What you have to do: Check every line of the data and copy the ones where "prefix" appears.

Saved data entries:
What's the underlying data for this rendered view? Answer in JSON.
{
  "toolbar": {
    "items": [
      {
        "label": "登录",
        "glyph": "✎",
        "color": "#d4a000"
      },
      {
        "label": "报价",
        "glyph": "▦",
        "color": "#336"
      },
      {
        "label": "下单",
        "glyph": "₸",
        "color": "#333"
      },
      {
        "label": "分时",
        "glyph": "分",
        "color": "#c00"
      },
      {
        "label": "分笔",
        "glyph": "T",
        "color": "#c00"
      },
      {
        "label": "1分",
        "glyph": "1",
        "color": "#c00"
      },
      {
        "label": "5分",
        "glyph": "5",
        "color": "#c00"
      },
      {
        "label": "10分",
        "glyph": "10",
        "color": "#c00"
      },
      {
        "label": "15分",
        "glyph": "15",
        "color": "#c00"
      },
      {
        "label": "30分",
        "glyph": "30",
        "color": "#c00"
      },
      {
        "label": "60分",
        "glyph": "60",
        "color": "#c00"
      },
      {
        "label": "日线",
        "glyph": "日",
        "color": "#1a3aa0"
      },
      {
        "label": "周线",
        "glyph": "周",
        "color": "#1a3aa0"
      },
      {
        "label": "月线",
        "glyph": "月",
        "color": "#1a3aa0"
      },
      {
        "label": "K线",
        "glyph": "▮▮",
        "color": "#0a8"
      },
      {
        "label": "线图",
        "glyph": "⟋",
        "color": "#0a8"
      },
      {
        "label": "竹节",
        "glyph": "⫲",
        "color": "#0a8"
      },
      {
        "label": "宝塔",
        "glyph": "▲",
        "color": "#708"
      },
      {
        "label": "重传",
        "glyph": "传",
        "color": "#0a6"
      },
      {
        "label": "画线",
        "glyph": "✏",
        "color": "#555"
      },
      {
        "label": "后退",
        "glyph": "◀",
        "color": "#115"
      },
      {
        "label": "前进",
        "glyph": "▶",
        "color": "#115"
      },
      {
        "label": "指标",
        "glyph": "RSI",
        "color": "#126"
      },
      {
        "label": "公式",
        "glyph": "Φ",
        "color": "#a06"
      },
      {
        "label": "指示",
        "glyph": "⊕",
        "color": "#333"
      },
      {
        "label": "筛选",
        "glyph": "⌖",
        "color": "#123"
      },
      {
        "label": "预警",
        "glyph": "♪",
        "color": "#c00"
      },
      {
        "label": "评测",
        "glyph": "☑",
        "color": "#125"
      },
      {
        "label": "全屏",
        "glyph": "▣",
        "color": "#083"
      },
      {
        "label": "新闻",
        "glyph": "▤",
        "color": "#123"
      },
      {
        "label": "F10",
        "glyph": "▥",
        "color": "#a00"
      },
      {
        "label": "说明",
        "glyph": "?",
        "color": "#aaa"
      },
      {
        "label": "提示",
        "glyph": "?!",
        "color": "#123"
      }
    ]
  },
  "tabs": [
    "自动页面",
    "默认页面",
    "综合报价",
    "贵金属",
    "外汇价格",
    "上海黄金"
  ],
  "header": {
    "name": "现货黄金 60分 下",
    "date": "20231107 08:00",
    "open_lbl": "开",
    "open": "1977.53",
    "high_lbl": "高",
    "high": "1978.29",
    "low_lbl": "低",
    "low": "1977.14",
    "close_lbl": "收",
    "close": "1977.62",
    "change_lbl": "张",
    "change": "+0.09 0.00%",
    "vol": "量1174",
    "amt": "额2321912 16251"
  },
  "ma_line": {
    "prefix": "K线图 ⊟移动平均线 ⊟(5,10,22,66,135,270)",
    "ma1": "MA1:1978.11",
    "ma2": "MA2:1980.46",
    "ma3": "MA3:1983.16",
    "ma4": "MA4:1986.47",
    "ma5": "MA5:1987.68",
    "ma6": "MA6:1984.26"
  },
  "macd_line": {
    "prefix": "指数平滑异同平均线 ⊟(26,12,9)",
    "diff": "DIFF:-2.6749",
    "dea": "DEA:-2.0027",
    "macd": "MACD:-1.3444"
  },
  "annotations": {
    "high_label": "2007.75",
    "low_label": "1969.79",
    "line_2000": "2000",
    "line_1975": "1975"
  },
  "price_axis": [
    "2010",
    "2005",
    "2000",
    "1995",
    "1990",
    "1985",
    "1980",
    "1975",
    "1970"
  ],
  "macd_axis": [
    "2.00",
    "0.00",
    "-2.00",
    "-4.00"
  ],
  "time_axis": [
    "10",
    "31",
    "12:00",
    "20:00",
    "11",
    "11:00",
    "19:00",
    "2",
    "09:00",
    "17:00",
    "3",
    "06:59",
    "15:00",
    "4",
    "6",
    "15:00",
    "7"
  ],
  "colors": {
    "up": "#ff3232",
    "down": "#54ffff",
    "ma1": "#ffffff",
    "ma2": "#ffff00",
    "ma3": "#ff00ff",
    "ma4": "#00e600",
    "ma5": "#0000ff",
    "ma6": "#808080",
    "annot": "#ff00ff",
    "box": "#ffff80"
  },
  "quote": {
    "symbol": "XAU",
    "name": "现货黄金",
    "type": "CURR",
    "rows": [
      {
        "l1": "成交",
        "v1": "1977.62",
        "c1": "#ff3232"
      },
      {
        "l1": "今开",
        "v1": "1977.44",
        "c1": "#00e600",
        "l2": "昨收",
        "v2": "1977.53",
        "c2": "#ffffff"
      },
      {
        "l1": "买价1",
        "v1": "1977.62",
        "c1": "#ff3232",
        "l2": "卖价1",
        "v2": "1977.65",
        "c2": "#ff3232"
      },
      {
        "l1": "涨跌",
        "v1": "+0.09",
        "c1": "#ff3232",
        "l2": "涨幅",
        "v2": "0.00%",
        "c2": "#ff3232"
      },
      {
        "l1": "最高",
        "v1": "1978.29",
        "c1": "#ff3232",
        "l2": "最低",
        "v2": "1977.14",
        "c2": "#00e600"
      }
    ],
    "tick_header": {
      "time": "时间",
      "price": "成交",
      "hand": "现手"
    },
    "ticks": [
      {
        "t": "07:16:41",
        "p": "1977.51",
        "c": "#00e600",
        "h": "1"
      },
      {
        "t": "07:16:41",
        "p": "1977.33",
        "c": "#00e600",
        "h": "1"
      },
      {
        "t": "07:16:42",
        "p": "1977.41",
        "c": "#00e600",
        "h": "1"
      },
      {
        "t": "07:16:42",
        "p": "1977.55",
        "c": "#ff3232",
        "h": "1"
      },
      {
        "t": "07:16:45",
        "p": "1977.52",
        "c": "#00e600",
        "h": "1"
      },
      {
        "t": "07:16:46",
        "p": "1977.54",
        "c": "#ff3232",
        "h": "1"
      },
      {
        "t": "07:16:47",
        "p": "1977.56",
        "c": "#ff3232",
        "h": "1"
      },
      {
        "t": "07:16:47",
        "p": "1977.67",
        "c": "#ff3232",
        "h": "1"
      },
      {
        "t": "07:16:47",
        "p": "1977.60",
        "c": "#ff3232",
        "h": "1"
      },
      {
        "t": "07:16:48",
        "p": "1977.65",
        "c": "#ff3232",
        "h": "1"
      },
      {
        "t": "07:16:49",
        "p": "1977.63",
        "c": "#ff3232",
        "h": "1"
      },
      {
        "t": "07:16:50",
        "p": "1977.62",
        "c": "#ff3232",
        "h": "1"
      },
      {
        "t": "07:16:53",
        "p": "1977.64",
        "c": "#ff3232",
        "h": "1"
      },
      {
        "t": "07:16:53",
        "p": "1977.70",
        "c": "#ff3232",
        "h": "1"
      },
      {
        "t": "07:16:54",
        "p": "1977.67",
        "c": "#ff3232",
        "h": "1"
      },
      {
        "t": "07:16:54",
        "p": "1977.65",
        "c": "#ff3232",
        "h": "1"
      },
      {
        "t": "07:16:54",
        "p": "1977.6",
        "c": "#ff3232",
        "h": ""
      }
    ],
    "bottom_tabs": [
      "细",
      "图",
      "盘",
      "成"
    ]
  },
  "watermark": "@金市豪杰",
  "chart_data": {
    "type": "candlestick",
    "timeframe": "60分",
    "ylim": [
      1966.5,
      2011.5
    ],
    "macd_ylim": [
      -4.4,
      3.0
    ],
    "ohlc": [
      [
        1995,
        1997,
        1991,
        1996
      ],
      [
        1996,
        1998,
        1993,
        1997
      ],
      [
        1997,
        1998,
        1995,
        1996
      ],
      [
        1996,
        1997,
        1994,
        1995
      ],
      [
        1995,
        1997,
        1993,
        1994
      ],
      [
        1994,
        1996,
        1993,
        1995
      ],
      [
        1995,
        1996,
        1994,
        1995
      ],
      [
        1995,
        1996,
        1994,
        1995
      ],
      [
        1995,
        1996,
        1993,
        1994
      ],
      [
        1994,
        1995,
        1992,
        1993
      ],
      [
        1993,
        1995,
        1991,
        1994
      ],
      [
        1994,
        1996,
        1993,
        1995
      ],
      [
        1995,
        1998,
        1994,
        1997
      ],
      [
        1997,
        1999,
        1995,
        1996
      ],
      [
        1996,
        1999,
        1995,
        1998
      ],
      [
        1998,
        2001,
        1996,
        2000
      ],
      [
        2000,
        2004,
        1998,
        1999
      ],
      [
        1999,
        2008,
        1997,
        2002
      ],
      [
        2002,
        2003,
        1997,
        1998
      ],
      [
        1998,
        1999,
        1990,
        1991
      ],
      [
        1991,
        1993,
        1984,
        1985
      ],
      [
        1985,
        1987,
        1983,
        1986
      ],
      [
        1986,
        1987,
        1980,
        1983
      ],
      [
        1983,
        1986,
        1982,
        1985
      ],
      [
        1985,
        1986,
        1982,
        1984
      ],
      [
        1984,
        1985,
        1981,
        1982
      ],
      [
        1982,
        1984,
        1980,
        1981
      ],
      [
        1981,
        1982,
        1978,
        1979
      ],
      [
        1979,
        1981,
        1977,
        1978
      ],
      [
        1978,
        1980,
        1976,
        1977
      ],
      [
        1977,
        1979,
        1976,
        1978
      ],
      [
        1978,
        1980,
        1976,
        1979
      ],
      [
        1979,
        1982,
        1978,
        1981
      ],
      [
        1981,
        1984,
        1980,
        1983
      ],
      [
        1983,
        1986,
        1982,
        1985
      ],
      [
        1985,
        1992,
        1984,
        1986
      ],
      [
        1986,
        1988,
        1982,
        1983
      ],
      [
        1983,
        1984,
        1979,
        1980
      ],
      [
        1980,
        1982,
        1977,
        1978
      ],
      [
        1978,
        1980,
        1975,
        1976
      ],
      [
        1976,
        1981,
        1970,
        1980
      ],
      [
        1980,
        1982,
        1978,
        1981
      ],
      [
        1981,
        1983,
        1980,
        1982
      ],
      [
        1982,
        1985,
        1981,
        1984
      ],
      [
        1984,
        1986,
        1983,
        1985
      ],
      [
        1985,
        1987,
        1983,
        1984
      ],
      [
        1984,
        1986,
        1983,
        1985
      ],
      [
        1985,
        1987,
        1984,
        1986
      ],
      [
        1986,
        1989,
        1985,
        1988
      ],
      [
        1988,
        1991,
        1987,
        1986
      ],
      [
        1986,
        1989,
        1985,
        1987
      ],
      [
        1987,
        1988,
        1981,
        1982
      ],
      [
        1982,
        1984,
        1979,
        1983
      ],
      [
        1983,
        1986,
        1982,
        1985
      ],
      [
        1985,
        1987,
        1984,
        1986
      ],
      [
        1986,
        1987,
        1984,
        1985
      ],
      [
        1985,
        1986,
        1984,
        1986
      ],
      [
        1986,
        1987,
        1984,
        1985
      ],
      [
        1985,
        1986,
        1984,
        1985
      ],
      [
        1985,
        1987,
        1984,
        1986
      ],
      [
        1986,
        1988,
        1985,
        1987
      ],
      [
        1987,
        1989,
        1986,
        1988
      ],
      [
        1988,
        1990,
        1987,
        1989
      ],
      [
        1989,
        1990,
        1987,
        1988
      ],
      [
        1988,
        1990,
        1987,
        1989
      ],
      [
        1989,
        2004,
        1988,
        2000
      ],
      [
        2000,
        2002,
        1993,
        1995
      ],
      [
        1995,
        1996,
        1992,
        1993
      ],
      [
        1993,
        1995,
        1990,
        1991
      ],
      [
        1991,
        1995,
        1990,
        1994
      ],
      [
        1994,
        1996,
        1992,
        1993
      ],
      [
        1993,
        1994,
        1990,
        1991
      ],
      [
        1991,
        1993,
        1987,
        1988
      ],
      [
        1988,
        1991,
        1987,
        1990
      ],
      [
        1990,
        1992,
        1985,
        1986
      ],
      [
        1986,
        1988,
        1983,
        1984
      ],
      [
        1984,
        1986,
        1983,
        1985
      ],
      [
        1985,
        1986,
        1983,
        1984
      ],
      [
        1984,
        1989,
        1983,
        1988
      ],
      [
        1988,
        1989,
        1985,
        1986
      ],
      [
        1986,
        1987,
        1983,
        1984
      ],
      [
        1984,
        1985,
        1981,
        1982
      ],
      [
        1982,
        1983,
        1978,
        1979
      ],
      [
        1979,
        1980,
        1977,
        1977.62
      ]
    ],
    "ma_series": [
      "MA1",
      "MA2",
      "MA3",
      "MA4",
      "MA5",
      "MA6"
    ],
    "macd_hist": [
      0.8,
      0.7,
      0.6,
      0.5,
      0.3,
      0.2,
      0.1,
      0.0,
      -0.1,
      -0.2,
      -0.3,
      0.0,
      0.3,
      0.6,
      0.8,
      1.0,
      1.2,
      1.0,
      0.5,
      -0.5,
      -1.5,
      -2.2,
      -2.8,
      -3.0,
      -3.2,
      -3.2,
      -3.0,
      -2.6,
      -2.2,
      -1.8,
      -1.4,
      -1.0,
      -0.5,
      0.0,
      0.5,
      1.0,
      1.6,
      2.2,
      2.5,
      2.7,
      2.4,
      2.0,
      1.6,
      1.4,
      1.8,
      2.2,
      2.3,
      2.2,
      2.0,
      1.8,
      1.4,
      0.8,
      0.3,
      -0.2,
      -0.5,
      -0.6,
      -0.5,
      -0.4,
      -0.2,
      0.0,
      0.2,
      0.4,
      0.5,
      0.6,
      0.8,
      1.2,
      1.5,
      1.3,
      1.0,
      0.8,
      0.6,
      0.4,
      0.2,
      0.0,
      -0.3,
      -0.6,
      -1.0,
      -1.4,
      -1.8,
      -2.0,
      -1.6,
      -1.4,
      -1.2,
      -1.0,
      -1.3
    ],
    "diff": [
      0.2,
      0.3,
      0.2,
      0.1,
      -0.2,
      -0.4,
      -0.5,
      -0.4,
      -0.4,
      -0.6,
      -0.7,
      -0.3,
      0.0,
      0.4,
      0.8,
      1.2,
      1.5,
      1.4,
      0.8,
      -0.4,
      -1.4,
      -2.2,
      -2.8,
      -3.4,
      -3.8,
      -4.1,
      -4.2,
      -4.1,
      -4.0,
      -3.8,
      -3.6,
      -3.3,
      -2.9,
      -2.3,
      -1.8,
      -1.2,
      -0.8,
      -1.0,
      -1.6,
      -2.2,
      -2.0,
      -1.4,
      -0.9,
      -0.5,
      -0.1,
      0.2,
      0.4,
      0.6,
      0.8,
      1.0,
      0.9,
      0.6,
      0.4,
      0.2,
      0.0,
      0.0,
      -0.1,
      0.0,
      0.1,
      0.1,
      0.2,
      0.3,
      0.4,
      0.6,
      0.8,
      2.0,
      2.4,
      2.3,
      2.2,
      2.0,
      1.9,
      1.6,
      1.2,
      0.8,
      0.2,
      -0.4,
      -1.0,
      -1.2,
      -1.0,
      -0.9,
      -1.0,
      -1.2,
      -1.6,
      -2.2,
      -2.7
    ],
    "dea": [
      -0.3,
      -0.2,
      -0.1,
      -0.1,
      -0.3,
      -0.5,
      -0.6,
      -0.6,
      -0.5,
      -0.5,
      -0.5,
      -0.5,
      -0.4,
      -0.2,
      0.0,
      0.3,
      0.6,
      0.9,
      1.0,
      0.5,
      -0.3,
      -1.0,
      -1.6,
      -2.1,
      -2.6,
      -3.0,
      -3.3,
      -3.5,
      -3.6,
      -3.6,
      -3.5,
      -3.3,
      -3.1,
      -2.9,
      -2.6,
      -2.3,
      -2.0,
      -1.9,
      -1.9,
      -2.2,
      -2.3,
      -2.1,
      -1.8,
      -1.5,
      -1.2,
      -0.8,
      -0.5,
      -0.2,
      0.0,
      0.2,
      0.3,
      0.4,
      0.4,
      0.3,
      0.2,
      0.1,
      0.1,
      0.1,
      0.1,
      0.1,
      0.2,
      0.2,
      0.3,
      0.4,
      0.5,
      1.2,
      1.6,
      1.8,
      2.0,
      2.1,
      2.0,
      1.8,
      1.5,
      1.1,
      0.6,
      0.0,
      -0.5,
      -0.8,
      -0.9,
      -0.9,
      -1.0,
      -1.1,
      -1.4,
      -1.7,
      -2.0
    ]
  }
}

Expected output:
    "prefix": "K线图 ⊟移动平均线 ⊟(5,10,22,66,135,270)",
    "prefix": "指数平滑异同平均线 ⊟(26,12,9)",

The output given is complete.